I will always remember the first time I returned to visit my mother and sisters in the town where I was born and raised during most of my childhood. There’s no easy way to describe the thoughts and feelings that seem to flood your soul.
In Albany, GA where I grew up, some of the places looked the same right down to the dirt. In other parts of town, not one building looked familiar. I once had to ask directions to the mall that wasn’t even a dream when I lived there.
I guess this is why the street leading to my grandmother’s house was my favorite place. Nothing ever changed in her neighborhood, except some of the houses that sported a new paint job. And the trees that lined the street where she lived did appear more luscious.
I remember feeling a little sad to learn that most of my high school friends had moved away. Going home can be a soothing experience. See, I told you it was hard to describe.
Two of "Our" Children Returned Home
Two of “our” children returned home this week and I am feeling a bit sentimental. Samantha and Jamie came to live with us at the children’s home when they were six and eight years old. Their brother, George, had come a year earlier so it was easy for them to adjust to their new family.
After staying two more years at Collins, they lived with their mom and stepdad before moving to Ohio. Unfortunately, a fatal accident took George’s life two years ago. Another two years have passed since the girls’ last visit.
It seems like “old home week” around our place – or as Jamie calls it, the “old children’s home.” Once again, the silliness and laughter of teenagers are bouncing off the walls. The place is buzzing with activity and I am in the kitchen – just like the old days.
That’s what going home is all about. It’s therapeutic to do the same things you enjoyed as a child with the advantage of a more appreciative perspective.
Life Changes as You Grow, but the Love from Your Family Doesn’t.
That’s what going home is all about. It’s therapeutic to do the same things you enjoyed as a child with the advantage of a more appreciative perspective. I asked the girls to share their own thoughts and feelings with you and they were happy to do so.

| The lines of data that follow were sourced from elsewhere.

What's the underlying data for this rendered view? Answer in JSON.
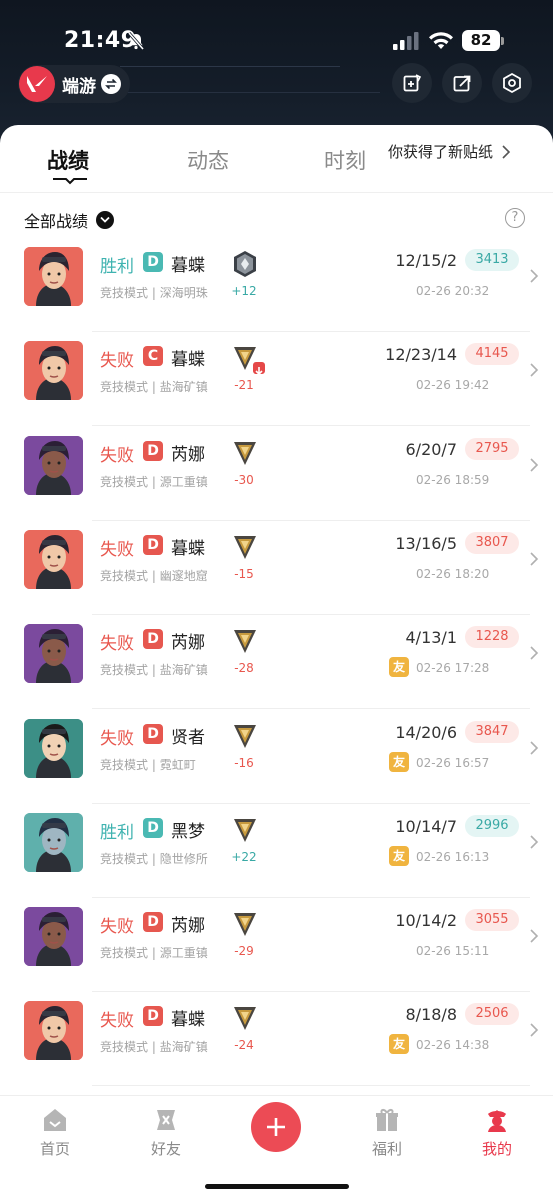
{
  "status_bar": {
    "time": "21:49",
    "battery": "82"
  },
  "header": {
    "app_name": "端游"
  },
  "tabs": [
    {
      "label": "战绩",
      "active": true
    },
    {
      "label": "动态",
      "active": false
    },
    {
      "label": "时刻",
      "active": false
    }
  ],
  "sticker_notice": "你获得了新贴纸",
  "filter": {
    "label": "全部战绩",
    "help_symbol": "?"
  },
  "colors": {
    "win": "#3fb3b0",
    "lose": "#e8574e",
    "brand": "#e8394c",
    "friend_badge": "#f0b43f"
  },
  "matches": [
    {
      "result": "胜利",
      "outcome": "win",
      "grade": "D",
      "agent": "暮蝶",
      "mode": "竞技模式",
      "map": "深海明珠",
      "delta": "+12",
      "kda": "12/15/2",
      "score": "3413",
      "time": "02-26 20:32",
      "friend": "",
      "rank_icon": "silver-rank-icon",
      "rank_down": false
    },
    {
      "result": "失败",
      "outcome": "lose",
      "grade": "C",
      "agent": "暮蝶",
      "mode": "竞技模式",
      "map": "盐海矿镇",
      "delta": "-21",
      "kda": "12/23/14",
      "score": "4145",
      "time": "02-26 19:42",
      "friend": "",
      "rank_icon": "gold-rank-icon",
      "rank_down": true
    },
    {
      "result": "失败",
      "outcome": "lose",
      "grade": "D",
      "agent": "芮娜",
      "mode": "竞技模式",
      "map": "源工重镇",
      "delta": "-30",
      "kda": "6/20/7",
      "score": "2795",
      "time": "02-26 18:59",
      "friend": "",
      "rank_icon": "gold-rank-icon",
      "rank_down": false
    },
    {
      "result": "失败",
      "outcome": "lose",
      "grade": "D",
      "agent": "暮蝶",
      "mode": "竞技模式",
      "map": "幽邃地窟",
      "delta": "-15",
      "kda": "13/16/5",
      "score": "3807",
      "time": "02-26 18:20",
      "friend": "",
      "rank_icon": "gold-rank-icon",
      "rank_down": false
    },
    {
      "result": "失败",
      "outcome": "lose",
      "grade": "D",
      "agent": "芮娜",
      "mode": "竞技模式",
      "map": "盐海矿镇",
      "delta": "-28",
      "kda": "4/13/1",
      "score": "1228",
      "time": "02-26 17:28",
      "friend": "友",
      "rank_icon": "gold-rank-icon",
      "rank_down": false
    },
    {
      "result": "失败",
      "outcome": "lose",
      "grade": "D",
      "agent": "贤者",
      "mode": "竞技模式",
      "map": "霓虹町",
      "delta": "-16",
      "kda": "14/20/6",
      "score": "3847",
      "time": "02-26 16:57",
      "friend": "友",
      "rank_icon": "gold-rank-icon",
      "rank_down": false
    },
    {
      "result": "胜利",
      "outcome": "win",
      "grade": "D",
      "agent": "黑梦",
      "mode": "竞技模式",
      "map": "隐世修所",
      "delta": "+22",
      "kda": "10/14/7",
      "score": "2996",
      "time": "02-26 16:13",
      "friend": "友",
      "rank_icon": "gold-rank-icon",
      "rank_down": false
    },
    {
      "result": "失败",
      "outcome": "lose",
      "grade": "D",
      "agent": "芮娜",
      "mode": "竞技模式",
      "map": "源工重镇",
      "delta": "-29",
      "kda": "10/14/2",
      "score": "3055",
      "time": "02-26 15:11",
      "friend": "",
      "rank_icon": "gold-rank-icon",
      "rank_down": false
    },
    {
      "result": "失败",
      "outcome": "lose",
      "grade": "D",
      "agent": "暮蝶",
      "mode": "竞技模式",
      "map": "盐海矿镇",
      "delta": "-24",
      "kda": "8/18/8",
      "score": "2506",
      "time": "02-26 14:38",
      "friend": "友",
      "rank_icon": "gold-rank-icon",
      "rank_down": false
    }
  ],
  "bottom_nav": [
    {
      "label": "首页",
      "icon": "home-icon"
    },
    {
      "label": "好友",
      "icon": "friends-icon"
    },
    {
      "label": "福利",
      "icon": "gift-icon"
    },
    {
      "label": "我的",
      "icon": "profile-icon",
      "active": true
    }
  ]
}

Jamie was the leader, as always. She began by expressing her thankfulness for the opportunity to live at Collins because she learned “good manners and self-discipline.” Jamie says she also learned about “family devotion and love.” And she appreciates the encouragement she continues to receive from Joe and me. Jamie summed up her feelings by saying, “Life changes as you grow, but the love from your family doesn’t. There’s no place like a good home!”

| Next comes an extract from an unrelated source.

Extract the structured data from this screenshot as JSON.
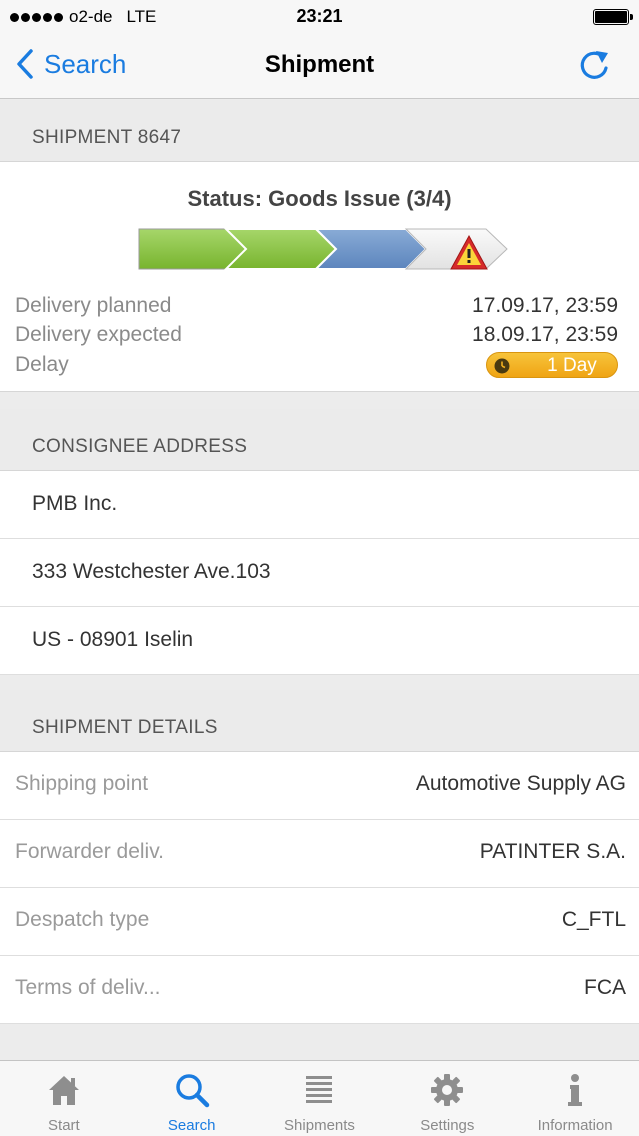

Sam's Best Memories were Eating Bacon and Pancakes
Samantha, a more timid teenager, says that while she does not remember as much since she was only six years old when they came to live with us, she was really excited to see everything again.

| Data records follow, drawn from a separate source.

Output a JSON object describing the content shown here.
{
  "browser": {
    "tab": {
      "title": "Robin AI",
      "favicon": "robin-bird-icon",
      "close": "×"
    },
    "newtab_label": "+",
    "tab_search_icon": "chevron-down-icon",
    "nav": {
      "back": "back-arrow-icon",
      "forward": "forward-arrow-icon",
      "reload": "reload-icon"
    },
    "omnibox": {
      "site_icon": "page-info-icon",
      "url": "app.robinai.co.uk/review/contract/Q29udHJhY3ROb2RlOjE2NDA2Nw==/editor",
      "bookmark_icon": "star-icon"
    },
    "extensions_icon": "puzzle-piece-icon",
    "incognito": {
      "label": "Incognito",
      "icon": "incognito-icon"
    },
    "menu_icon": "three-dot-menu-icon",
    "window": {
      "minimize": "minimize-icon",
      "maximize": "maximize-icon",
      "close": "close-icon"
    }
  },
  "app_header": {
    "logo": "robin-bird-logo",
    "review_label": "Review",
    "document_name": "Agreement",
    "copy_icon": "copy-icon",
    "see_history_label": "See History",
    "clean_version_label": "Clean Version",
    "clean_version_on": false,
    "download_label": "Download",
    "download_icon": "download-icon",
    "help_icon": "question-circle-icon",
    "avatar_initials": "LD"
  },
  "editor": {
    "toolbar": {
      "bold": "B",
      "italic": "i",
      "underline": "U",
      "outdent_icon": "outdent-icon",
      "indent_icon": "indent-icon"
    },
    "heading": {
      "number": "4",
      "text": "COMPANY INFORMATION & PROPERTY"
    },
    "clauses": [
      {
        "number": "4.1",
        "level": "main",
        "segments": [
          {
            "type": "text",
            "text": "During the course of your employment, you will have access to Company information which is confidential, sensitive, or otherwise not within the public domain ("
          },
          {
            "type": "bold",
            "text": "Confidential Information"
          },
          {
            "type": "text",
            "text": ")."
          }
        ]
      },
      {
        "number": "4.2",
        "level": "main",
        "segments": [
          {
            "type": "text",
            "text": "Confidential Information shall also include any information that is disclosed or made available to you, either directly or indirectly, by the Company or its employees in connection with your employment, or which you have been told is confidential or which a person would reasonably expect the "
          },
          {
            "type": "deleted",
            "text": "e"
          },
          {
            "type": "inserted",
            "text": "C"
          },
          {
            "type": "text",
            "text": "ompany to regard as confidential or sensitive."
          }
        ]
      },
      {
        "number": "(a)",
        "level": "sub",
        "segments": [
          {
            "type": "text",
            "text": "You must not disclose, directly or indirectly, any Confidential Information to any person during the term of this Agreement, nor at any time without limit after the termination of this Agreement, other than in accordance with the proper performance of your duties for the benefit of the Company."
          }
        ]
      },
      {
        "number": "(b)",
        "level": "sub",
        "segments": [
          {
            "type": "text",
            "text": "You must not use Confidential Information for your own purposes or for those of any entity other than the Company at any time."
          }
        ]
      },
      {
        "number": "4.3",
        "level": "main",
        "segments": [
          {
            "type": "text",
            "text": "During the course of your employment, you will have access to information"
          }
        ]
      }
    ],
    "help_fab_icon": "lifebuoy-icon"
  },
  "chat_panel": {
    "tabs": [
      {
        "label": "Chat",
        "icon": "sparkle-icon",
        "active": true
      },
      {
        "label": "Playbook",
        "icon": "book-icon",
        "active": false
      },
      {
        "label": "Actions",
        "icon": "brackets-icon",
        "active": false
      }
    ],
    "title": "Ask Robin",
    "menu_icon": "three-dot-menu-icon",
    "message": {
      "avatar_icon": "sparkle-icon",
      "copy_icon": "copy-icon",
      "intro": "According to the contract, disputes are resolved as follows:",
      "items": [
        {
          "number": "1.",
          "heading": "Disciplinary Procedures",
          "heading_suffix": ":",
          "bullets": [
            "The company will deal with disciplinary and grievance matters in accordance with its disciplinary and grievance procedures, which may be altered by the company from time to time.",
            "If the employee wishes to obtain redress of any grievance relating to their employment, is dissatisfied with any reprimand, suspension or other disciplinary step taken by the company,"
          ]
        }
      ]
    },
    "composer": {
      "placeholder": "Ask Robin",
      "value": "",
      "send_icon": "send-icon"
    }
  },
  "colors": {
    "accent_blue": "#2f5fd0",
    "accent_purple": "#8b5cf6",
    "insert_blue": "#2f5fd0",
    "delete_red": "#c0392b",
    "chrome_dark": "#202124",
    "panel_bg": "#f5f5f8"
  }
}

When I asked, “Sam” how she felt, she said, “I was surprised to see that so many trees have been cut down around Seneca. Hum. I think that’s the look of progress.” Sam’s best memories involve eating. She really liked bacon and Dalora’s Saturday morning pancakes.
Her favorite activities included the family trips we made together and ice-skating. Sam is enjoying the opportunity to see some of the folks that she knew and “looking at the pictures on the kitchen door.”
That door is totally covered with pictures of many of the children who have lived at the children’s home. There’s a lot of history on that door. And what did Sam say was her most fun activity for this trip? Eating - again.
Much of my time this week has been spent in the kitchen because it is one of my greatest pleasures to cook for my children. Joe and I are experiencing cholesterol overload since they made the request for fried chicken with gravy, fried potatoes with onions, biscuits, chipped beef and gravy, more biscuits and the list goes on. If I listed it all, you might get sick.
Collins Home Provides A Positive Learning Experience for the Children
A family friend named Dan was the driver for the girls' trip from Ohio because Diane did not want her girls to travel alone. Dan is a nice guy and we have enjoyed getting to know him.
After his first few days in Oconee County, I was interested in his comments about Collins Home and our community. He says that it is particularly interesting that Collins provides such a positive learning experience for the children, teaching them everyday chores and helping them to made plans for their future.
He likes the family atmosphere at Collins. Our new Ohio friend likes our friendly community, the good Southern food, and the great weather. He commented about how clean it is in South Carolina = KOBA should be proud.
He especially appreciated the opportunity to “view others and their life situations from a different perspective.” I think he had gained an even greater appreciation for Jamie and Samantha after spending a week reliving their childhood memories “in person.”
The faces, time, and places may be different, but some “family talk” outlives us all. I just heard Jamie yelling downstairs to Dan. “You know how to turn the lights off, son?” Yep – they are right at home and it feels real good.
Are you interested in being part of the Collins Children's Home Family, we have an opening for a houseparent couple, learn more here.